— Problem details —
Would you set down every entry again, exactly as written?
Raw data section start
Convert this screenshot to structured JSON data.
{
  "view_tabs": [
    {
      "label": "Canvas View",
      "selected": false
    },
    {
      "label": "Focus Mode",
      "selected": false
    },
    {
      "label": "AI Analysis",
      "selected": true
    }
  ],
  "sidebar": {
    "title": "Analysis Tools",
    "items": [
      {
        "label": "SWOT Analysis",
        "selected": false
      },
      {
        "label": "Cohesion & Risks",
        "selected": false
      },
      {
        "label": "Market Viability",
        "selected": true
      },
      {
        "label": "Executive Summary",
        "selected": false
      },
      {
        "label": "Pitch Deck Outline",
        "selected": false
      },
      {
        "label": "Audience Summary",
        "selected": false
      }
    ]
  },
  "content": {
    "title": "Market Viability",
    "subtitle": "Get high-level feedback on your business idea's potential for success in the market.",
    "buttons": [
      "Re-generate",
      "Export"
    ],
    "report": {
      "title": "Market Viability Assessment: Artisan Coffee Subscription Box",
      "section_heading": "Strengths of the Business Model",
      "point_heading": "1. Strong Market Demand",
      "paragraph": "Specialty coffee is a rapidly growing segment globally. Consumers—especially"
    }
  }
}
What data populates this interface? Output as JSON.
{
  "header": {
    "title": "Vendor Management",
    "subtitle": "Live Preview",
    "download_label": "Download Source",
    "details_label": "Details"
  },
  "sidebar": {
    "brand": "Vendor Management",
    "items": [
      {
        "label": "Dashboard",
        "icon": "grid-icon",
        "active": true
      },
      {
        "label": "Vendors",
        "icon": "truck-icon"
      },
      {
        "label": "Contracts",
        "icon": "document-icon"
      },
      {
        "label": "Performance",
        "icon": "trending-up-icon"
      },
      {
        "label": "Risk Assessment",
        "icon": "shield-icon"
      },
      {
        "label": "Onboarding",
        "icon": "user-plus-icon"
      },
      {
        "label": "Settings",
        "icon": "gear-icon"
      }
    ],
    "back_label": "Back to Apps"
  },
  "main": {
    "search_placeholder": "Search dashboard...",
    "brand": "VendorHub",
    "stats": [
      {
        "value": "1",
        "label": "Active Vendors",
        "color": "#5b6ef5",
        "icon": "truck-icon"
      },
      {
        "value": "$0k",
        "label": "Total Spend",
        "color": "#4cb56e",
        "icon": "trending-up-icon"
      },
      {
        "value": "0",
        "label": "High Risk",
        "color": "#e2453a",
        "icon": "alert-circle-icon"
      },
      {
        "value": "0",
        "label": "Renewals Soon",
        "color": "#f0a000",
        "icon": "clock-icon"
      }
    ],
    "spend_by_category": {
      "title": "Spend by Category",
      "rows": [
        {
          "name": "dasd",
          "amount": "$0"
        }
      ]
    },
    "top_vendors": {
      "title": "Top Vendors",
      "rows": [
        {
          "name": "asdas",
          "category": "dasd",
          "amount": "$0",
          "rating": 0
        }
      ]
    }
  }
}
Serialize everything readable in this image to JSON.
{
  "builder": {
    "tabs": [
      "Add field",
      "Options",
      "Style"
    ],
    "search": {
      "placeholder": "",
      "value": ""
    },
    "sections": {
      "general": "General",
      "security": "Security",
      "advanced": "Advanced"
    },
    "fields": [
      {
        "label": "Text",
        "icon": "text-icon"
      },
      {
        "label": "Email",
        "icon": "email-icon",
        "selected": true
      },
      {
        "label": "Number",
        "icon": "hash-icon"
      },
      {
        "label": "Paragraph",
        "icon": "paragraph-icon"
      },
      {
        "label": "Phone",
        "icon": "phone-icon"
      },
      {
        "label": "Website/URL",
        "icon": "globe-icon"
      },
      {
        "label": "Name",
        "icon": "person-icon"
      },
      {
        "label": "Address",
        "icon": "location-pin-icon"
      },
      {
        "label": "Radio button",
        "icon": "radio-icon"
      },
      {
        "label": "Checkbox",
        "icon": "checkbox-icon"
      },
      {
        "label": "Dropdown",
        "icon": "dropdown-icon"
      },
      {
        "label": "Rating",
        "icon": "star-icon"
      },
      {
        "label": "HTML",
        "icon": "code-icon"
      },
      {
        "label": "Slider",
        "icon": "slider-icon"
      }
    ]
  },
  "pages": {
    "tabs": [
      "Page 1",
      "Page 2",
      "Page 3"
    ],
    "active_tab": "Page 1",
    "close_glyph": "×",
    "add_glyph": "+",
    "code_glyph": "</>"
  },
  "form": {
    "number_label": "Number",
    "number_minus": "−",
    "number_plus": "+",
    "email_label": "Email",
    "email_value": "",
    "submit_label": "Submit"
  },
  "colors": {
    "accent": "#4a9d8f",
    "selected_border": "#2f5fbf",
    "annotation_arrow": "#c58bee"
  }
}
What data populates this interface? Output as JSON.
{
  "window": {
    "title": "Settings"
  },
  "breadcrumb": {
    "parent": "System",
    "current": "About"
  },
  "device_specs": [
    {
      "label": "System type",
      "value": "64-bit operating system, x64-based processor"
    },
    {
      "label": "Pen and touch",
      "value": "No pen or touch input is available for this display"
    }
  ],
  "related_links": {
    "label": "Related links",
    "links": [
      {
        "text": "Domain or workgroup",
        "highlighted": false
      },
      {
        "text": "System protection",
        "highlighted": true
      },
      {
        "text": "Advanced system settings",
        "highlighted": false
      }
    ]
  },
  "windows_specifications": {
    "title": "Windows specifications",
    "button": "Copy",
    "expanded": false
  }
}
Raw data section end
— Reply —
Convert this screenshot to structured JSON data.
{
  "view_tabs": [
    {
      "label": "Canvas View",
      "selected": false
    },
    {
      "label": "Focus Mode",
      "selected": false
    },
    {
      "label": "AI Analysis",
      "selected": true
    }
  ],
  "sidebar": {
    "title": "Analysis Tools",
    "items": [
      {
        "label": "SWOT Analysis",
        "selected": false
      },
      {
        "label": "Cohesion & Risks",
        "selected": false
      },
      {
        "label": "Market Viability",
        "selected": true
      },
      {
        "label": "Executive Summary",
        "selected": false
      },
      {
        "label": "Pitch Deck Outline",
        "selected": false
      },
      {
        "label": "Audience Summary",
        "selected": false
      }
    ]
  },
  "content": {
    "title": "Market Viability",
    "subtitle": "Get high-level feedback on your business idea's potential for success in the market.",
    "buttons": [
      "Re-generate",
      "Export"
    ],
    "report": {
      "title": "Market Viability Assessment: Artisan Coffee Subscription Box",
      "section_heading": "Strengths of the Business Model",
      "point_heading": "1. Strong Market Demand",
      "paragraph": "Specialty coffee is a rapidly growing segment globally. Consumers—especially"
    }
  }
}
What data populates this interface? Output as JSON.
{
  "header": {
    "title": "Vendor Management",
    "subtitle": "Live Preview",
    "download_label": "Download Source",
    "details_label": "Details"
  },
  "sidebar": {
    "brand": "Vendor Management",
    "items": [
      {
        "label": "Dashboard",
        "icon": "grid-icon",
        "active": true
      },
      {
        "label": "Vendors",
        "icon": "truck-icon"
      },
      {
        "label": "Contracts",
        "icon": "document-icon"
      },
      {
        "label": "Performance",
        "icon": "trending-up-icon"
      },
      {
        "label": "Risk Assessment",
        "icon": "shield-icon"
      },
      {
        "label": "Onboarding",
        "icon": "user-plus-icon"
      },
      {
        "label": "Settings",
        "icon": "gear-icon"
      }
    ],
    "back_label": "Back to Apps"
  },
  "main": {
    "search_placeholder": "Search dashboard...",
    "brand": "VendorHub",
    "stats": [
      {
        "value": "1",
        "label": "Active Vendors",
        "color": "#5b6ef5",
        "icon": "truck-icon"
      },
      {
        "value": "$0k",
        "label": "Total Spend",
        "color": "#4cb56e",
        "icon": "trending-up-icon"
      },
      {
        "value": "0",
        "label": "High Risk",
        "color": "#e2453a",
        "icon": "alert-circle-icon"
      },
      {
        "value": "0",
        "label": "Renewals Soon",
        "color": "#f0a000",
        "icon": "clock-icon"
      }
    ],
    "spend_by_category": {
      "title": "Spend by Category",
      "rows": [
        {
          "name": "dasd",
          "amount": "$0"
        }
      ]
    },
    "top_vendors": {
      "title": "Top Vendors",
      "rows": [
        {
          "name": "asdas",
          "category": "dasd",
          "amount": "$0",
          "rating": 0
        }
      ]
    }
  }
}
Serialize everything readable in this image to JSON.
{
  "builder": {
    "tabs": [
      "Add field",
      "Options",
      "Style"
    ],
    "search": {
      "placeholder": "",
      "value": ""
    },
    "sections": {
      "general": "General",
      "security": "Security",
      "advanced": "Advanced"
    },
    "fields": [
      {
        "label": "Text",
        "icon": "text-icon"
      },
      {
        "label": "Email",
        "icon": "email-icon",
        "selected": true
      },
      {
        "label": "Number",
        "icon": "hash-icon"
      },
      {
        "label": "Paragraph",
        "icon": "paragraph-icon"
      },
      {
        "label": "Phone",
        "icon": "phone-icon"
      },
      {
        "label": "Website/URL",
        "icon": "globe-icon"
      },
      {
        "label": "Name",
        "icon": "person-icon"
      },
      {
        "label": "Address",
        "icon": "location-pin-icon"
      },
      {
        "label": "Radio button",
        "icon": "radio-icon"
      },
      {
        "label": "Checkbox",
        "icon": "checkbox-icon"
      },
      {
        "label": "Dropdown",
        "icon": "dropdown-icon"
      },
      {
        "label": "Rating",
        "icon": "star-icon"
      },
      {
        "label": "HTML",
        "icon": "code-icon"
      },
      {
        "label": "Slider",
        "icon": "slider-icon"
      }
    ]
  },
  "pages": {
    "tabs": [
      "Page 1",
      "Page 2",
      "Page 3"
    ],
    "active_tab": "Page 1",
    "close_glyph": "×",
    "add_glyph": "+",
    "code_glyph": "</>"
  },
  "form": {
    "number_label": "Number",
    "number_minus": "−",
    "number_plus": "+",
    "email_label": "Email",
    "email_value": "",
    "submit_label": "Submit"
  },
  "colors": {
    "accent": "#4a9d8f",
    "selected_border": "#2f5fbf",
    "annotation_arrow": "#c58bee"
  }
}
What data populates this interface? Output as JSON.
{
  "window": {
    "title": "Settings"
  },
  "breadcrumb": {
    "parent": "System",
    "current": "About"
  },
  "device_specs": [
    {
      "label": "System type",
      "value": "64-bit operating system, x64-based processor"
    },
    {
      "label": "Pen and touch",
      "value": "No pen or touch input is available for this display"
    }
  ],
  "related_links": {
    "label": "Related links",
    "links": [
      {
        "text": "Domain or workgroup",
        "highlighted": false
      },
      {
        "text": "System protection",
        "highlighted": true
      },
      {
        "text": "Advanced system settings",
        "highlighted": false
      }
    ]
  },
  "windows_specifications": {
    "title": "Windows specifications",
    "button": "Copy",
    "expanded": false
  }
}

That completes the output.